Let

*n*be a natural number. If 3 does not divide (n2 +2), then*n*is not a prime number or*n*= 3. - Apr 26th 2012, 04:57 AMemakarovRe: Is this a true statement? Can you prove?
In plain text, it is customary to write n^2 for n

^{2}.

This seems true. If 3 does not divide n^2 + 2, then n^2 + 2 = 3k + 1 or n^2 + 2 = 3k + 2 for some k. In the latter case, n is divisible by 3. Suppose that n^2 = 3k - 1 and, towards contradiction, assume that n is prime. Then n = 6m + 1 or n = 6m - 1 for some integer m as described here. Try to derive a contradiction.

Maybe there is an easier proof... - Apr 26th 2012, 06:09 AMprincepsRe: Is this a true statement? Can you prove?
Let $\displaystyle n=p$, where $\displaystyle p$ is a prime number greater than $\displaystyle 3$ , then :

$\displaystyle p \equiv 1 \pmod 3 ~\text{or}~p\equiv 2 \pmod 3$

Hence :

$\displaystyle p^2 \equiv 1 \pmod 3 \Rightarrow p^2+2 \equiv 0 \pmod 3$

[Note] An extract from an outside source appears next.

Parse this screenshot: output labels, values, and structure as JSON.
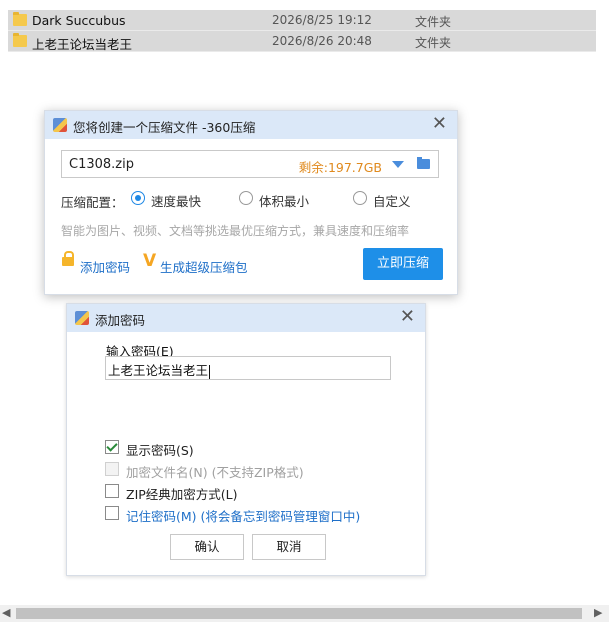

Contradiction . - Apr 26th 2012, 06:29 AMemakarovRe: Is this a true statement? Can you prove?
So, you in fact prove a stronger statement: If n > 3 and 3 does not divide n^2 + 2, then 3 divides n (and not just that n is not prime).